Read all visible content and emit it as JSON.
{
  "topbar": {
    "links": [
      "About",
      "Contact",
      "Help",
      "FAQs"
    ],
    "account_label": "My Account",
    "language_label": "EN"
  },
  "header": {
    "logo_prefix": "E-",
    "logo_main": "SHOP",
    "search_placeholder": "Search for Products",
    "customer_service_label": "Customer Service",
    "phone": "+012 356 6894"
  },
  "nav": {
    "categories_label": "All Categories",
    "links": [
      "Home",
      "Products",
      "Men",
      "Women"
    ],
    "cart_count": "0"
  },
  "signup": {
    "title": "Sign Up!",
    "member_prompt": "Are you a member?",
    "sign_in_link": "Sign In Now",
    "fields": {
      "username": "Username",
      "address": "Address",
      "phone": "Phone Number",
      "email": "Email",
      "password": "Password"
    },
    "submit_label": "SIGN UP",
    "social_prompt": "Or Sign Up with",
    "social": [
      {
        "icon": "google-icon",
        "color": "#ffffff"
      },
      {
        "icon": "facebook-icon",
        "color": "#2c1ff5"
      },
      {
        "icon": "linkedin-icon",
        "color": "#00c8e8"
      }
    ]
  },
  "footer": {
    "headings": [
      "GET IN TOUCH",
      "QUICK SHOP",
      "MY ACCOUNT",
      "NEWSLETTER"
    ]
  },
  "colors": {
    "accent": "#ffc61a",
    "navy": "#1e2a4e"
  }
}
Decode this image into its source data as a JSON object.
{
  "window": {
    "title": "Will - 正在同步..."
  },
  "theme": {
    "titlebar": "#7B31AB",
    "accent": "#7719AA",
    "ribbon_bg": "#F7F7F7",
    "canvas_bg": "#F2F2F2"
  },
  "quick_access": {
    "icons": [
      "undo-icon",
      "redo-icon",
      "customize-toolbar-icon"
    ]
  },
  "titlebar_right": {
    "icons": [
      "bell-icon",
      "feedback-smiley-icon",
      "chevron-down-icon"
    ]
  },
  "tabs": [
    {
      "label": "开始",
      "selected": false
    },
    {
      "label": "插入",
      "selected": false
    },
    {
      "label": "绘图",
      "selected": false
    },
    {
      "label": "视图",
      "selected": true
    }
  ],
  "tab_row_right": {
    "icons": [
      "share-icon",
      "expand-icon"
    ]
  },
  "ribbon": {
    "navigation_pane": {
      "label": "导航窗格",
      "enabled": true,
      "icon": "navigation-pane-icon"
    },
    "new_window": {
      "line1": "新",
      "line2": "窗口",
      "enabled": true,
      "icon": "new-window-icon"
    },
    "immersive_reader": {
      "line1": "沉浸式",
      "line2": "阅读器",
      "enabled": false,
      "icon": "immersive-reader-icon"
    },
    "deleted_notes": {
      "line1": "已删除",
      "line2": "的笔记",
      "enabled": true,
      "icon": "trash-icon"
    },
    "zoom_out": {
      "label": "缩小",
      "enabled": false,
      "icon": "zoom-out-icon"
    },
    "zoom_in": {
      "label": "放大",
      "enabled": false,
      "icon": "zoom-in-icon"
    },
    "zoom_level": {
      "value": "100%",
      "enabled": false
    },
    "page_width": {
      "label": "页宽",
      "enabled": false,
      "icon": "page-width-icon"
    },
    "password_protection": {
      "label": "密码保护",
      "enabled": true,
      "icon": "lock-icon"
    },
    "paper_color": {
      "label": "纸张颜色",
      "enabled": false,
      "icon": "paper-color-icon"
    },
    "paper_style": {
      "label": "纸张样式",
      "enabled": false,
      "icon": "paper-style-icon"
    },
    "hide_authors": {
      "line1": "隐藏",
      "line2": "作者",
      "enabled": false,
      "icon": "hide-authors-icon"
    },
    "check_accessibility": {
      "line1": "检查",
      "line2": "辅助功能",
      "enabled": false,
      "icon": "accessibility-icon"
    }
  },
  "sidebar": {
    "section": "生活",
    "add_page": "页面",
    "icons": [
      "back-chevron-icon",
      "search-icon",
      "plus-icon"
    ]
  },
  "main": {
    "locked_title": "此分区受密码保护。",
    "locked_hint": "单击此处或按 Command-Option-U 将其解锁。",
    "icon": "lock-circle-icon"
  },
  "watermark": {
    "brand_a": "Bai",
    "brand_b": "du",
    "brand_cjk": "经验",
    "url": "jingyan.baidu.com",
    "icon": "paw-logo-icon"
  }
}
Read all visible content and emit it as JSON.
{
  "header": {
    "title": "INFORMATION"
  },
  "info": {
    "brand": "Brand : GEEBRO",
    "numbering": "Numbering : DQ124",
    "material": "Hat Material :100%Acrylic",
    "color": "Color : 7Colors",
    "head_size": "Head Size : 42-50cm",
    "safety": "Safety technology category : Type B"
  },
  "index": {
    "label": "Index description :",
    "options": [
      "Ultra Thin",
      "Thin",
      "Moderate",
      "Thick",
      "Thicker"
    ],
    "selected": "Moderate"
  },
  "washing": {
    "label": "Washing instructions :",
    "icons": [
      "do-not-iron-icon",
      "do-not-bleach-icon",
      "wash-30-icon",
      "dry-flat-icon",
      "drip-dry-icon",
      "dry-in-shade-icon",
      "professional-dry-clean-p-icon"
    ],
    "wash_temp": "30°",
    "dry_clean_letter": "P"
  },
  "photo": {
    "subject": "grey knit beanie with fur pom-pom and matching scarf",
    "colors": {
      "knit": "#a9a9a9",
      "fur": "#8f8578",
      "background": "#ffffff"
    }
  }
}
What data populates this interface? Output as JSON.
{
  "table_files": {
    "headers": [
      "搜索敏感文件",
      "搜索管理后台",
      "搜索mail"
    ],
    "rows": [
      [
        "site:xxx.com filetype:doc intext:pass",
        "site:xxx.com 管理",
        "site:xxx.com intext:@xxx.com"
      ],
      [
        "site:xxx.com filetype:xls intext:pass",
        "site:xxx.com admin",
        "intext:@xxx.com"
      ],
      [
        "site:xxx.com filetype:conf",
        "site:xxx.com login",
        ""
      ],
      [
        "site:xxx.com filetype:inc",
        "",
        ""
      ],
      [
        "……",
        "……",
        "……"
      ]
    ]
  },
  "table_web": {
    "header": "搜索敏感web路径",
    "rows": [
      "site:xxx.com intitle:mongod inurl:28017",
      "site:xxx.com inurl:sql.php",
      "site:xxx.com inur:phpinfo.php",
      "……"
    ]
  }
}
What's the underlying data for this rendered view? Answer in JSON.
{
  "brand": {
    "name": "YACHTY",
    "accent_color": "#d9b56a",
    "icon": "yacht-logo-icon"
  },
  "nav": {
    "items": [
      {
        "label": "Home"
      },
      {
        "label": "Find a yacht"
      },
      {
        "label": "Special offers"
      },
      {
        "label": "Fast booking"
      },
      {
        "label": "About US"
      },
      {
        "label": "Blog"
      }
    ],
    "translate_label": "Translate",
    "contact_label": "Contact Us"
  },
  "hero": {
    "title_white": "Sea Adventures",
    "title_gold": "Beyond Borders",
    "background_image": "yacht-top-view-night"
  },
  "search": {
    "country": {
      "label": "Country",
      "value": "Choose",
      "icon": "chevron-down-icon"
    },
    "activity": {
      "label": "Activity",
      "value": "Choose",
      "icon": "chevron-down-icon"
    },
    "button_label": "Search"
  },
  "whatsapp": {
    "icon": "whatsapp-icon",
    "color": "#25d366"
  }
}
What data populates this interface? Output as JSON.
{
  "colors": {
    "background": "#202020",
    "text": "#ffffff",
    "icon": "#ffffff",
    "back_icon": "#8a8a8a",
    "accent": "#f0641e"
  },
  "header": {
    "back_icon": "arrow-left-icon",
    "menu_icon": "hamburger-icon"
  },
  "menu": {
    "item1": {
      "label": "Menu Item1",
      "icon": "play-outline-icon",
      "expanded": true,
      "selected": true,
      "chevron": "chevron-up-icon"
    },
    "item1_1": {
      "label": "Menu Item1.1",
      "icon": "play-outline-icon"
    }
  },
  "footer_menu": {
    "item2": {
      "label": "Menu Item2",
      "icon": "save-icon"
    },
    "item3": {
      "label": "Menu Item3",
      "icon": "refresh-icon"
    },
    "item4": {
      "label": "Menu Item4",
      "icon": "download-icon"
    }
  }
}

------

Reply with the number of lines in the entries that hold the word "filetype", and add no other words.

4